__Task details__: Say how many lines in the entries hold the string "text", giving the number by itself.
********************
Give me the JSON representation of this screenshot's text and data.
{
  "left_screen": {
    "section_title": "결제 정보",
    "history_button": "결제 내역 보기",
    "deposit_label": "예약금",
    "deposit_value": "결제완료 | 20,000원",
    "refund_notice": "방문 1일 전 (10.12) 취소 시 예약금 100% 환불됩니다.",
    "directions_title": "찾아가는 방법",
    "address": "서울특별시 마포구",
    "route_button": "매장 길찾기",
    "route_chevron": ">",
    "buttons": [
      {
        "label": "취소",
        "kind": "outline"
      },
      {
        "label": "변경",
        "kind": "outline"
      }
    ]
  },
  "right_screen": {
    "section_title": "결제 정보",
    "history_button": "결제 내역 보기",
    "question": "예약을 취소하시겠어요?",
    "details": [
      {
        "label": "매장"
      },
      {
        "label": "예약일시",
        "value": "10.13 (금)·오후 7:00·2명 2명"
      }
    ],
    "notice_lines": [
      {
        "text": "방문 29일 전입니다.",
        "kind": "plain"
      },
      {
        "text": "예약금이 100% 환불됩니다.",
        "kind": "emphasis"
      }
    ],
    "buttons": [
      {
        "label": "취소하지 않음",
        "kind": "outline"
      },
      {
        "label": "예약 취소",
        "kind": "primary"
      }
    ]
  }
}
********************
__Task solution__: 3